As a tattooed person in Japan, be aware of these things, and also be aware that you will likely not be allowed in a public onsen, the next on my beginners’ guide to the Japanese culture.
If you like a hot bath or a warm jacuzzi soak, you’ll undoubtedly love visiting one of the hundreds of onsen spots in Japan. I definitely recommend a stopover or having a more formal stay at a ryokan over a few days to get a well-rounded experience.
Most onsen offer public hot spring baths for men and women, and some also offer private rooms for a more intimate experience. It’s not only relaxing and rejuvenating during a trip, but also an opportunity to experience a Japanese pastime.
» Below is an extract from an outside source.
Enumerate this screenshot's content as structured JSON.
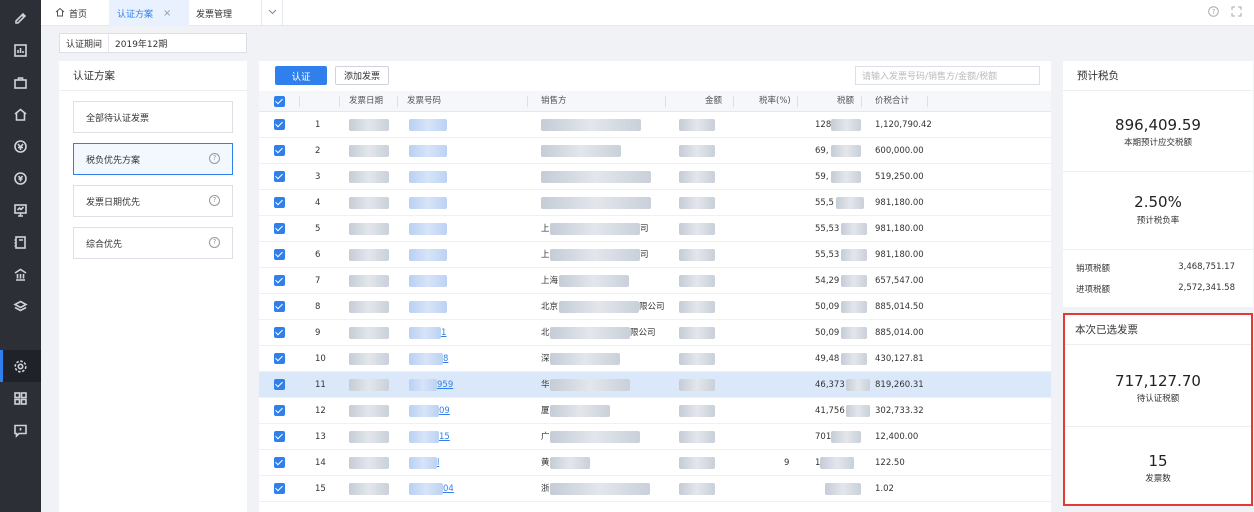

Most ryokan’s will have you stay in a traditional tatami room, complete with tasty green tea and at least one set meal included in the price.
If you have larger tattoos that are quite obvious (sleeves, full front or back pieces, larger coverage areas in general), you’ll need to be sure you’re visiting an onsen that has private rooms for use. It’s extremely likely you will not find an establishment that will allow for tattoos in public onsen areas.
Food and Sake
There’s a lot to love about Japanese food, especially if you’re up for adventure and you happen to like various kinds of seafood. Japan is well known for many foods and drinks, most of which you’ll see simply walking the streets of any city.
Sushi or sashimi are an obvious choice, and pay close attention to the freshness of these items on the island country. The lack of “fishiness” is a sign of freshness. You can take things a step further and visit a fish market for the freshest of catches, even building your own nokke don in many locations (during the most recent visit, Furukawa near Aomori was a big success).
You’ll see many varieties of street food, too. Takoyaki (octopus dumplings), yakitori (chicken skewers), gyoza (pan fired pot stickers), and ramen (noodles in broth, often with toppings) are often on the menus as you pass through city alleys and busy intersections alike. Shabu shabu is one more, often overlooked, treat of Japan. What’s better in the frigid winter months than a hot pot of meat and vegetables? Exactly.
In addition to food, be sure to try out the sake of different regions as you travel. Nihonshu, and especially hot varieties (called “atsukan”), are a great compliment to any meal. Ask for a recommendation if you are unsure, and definitely don’t forget to experience taking a One Cup or two on your Shinkansen travels for a little added relaxation! Locals laugh at its low brow status, but I find it just fine for a cheap and tasty sip of sake.
Finally, amazing French bakeries live in almost every station so be sure to stop in. It’s often impossible to have balanced meals all the time when traveling, so I let myself indulge in pastry treats when running through stations. Hard to say no to a chocolate treat on vacation; am I right?
All The Things
Of course there are many more things associated with such an interesting culture than one could cover in a simple article. As a beginner’s guide, though, this should get you started.
For those that have traveled to the island, what do you think? What have you noticed? What’s missing that new faces to Japan should be aware of? Feel free to share your thoughts below.
And of course, enjoy your first (or next) stay in Japan!
June 2015 Update: Cash
In my original post I inexplicably forgot to mention how currency is used in the country. It’s become so second nature that I completely overlooked it, but you must be aware that Japan is a mostly cash society. In fact, the only places I recall taking credit cards are within the airport, big malls, and larger establishments in (sizable) train stations.
Be sure you’re taking enough cash to not only cover expenses but also to cover any outstanding payments to hostels and hotels. It’s likely they, too, won’t accept credit card. When in doubt, cash it. And be sure to check the latest exchange rates at your arrival airport (here’s the link for Narita) to see how rates compare to the states. I haven’t seen an instance where it made sense to exchange prior to arrival.